» App and web page records
──────────────────────────────

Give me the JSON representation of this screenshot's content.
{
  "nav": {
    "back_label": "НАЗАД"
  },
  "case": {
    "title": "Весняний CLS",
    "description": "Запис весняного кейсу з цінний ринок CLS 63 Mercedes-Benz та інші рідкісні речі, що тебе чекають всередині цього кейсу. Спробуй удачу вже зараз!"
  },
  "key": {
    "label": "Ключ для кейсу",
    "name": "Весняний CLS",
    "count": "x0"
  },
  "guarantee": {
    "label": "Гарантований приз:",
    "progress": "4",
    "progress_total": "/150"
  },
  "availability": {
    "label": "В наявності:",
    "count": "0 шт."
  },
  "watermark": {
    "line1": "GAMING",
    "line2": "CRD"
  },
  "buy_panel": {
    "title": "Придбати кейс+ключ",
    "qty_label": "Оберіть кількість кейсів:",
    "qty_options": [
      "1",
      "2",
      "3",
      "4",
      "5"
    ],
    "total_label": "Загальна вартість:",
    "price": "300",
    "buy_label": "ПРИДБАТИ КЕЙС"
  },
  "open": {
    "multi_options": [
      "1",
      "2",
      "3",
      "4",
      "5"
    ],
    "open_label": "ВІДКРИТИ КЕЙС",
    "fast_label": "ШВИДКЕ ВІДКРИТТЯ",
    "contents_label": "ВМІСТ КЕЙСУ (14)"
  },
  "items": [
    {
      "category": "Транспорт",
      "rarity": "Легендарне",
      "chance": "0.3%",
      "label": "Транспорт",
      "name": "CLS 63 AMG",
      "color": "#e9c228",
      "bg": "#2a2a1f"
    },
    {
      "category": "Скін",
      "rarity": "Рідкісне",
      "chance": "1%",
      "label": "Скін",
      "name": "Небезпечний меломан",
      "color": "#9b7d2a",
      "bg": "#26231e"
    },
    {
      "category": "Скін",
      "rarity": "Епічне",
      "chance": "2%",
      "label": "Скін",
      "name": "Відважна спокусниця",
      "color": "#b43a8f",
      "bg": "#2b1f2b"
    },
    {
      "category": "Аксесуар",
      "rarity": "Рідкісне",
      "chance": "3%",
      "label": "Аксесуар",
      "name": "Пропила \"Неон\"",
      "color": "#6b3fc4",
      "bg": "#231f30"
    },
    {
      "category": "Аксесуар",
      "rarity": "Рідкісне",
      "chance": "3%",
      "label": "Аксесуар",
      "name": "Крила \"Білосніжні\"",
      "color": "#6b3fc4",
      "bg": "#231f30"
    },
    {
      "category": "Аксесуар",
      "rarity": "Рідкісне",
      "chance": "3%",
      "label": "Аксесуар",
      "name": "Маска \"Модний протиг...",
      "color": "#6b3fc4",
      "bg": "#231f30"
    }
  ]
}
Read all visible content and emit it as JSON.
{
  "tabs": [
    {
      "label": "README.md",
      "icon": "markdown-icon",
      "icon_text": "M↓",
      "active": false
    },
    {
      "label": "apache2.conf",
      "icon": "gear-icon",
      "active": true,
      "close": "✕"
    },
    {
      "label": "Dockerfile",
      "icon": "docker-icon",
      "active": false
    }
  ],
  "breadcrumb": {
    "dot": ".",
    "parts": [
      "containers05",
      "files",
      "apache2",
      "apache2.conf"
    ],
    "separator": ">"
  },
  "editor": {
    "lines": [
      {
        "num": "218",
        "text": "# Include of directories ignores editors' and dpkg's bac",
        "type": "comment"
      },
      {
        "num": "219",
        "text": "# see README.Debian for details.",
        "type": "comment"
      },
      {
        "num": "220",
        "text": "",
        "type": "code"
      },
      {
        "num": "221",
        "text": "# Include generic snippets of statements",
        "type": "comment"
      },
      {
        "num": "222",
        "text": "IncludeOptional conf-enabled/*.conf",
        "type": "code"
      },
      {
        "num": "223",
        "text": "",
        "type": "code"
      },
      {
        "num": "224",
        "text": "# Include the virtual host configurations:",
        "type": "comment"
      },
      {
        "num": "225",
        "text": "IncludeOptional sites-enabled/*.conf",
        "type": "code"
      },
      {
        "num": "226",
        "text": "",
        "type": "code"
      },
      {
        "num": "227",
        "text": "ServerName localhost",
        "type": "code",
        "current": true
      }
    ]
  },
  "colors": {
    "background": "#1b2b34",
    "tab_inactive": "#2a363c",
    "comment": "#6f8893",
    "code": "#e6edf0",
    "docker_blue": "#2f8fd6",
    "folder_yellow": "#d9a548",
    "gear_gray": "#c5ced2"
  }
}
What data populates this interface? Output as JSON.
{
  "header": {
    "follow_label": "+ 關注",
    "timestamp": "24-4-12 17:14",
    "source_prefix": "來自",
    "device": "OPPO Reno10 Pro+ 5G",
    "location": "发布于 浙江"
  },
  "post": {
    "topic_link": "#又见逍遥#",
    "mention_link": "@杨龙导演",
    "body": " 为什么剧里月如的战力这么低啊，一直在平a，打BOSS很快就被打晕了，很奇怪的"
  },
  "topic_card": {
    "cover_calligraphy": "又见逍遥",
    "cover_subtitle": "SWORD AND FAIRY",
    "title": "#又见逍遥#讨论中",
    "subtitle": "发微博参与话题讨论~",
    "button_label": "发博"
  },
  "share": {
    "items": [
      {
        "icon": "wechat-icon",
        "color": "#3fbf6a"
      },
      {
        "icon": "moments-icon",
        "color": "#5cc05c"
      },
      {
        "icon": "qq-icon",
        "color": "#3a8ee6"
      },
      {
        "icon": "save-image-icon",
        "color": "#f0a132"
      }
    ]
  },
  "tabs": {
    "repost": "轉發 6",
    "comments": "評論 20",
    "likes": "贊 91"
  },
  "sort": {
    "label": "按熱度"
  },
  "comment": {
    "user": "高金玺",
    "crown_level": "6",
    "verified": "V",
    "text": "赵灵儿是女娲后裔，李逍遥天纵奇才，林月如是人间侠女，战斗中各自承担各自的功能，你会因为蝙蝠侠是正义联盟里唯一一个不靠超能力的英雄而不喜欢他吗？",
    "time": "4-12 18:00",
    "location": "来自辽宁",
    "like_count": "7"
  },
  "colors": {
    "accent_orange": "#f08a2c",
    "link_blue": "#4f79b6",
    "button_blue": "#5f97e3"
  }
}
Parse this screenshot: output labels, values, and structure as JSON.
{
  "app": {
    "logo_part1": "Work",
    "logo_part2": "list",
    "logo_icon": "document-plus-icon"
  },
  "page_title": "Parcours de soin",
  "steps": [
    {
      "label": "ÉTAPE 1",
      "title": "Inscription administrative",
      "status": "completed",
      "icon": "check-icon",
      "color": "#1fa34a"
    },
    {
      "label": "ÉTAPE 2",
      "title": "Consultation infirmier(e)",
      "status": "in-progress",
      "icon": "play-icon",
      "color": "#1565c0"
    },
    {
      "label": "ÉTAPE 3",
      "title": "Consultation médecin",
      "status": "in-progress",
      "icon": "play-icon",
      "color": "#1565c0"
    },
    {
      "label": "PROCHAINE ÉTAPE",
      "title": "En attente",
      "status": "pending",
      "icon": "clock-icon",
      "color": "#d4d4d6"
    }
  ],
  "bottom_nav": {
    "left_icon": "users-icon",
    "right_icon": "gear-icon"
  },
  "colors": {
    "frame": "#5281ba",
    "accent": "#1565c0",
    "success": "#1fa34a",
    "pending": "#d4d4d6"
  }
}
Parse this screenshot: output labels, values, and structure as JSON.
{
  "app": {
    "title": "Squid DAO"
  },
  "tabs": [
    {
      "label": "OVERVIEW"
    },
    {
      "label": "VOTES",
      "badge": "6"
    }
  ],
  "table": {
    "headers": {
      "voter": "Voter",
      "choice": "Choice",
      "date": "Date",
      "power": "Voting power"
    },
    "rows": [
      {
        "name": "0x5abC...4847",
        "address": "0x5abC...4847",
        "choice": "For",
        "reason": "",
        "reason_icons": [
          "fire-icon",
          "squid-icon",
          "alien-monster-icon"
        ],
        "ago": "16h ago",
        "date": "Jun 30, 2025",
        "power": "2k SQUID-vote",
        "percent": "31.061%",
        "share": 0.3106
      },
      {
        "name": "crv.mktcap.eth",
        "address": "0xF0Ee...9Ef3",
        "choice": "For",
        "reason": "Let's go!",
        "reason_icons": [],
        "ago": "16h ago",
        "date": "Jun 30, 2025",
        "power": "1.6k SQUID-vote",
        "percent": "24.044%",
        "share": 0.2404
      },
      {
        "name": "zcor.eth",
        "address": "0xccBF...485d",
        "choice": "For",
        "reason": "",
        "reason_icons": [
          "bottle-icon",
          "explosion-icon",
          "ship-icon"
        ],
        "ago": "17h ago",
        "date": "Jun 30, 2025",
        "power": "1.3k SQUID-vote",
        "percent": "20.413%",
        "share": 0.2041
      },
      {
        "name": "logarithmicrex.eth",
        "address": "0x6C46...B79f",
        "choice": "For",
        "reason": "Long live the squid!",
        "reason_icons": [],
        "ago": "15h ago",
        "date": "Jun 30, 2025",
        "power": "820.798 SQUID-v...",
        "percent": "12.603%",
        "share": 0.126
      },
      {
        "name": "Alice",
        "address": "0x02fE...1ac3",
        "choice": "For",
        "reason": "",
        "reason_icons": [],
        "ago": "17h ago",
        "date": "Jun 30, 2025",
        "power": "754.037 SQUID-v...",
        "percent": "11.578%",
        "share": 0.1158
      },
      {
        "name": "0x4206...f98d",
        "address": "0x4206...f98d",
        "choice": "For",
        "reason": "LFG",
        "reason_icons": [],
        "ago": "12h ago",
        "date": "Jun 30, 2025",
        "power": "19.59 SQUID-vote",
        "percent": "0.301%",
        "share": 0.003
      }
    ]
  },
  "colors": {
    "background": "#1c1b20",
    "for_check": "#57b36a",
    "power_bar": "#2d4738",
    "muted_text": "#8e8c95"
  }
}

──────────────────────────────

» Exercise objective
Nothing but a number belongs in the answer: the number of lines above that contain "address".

» Expected output
6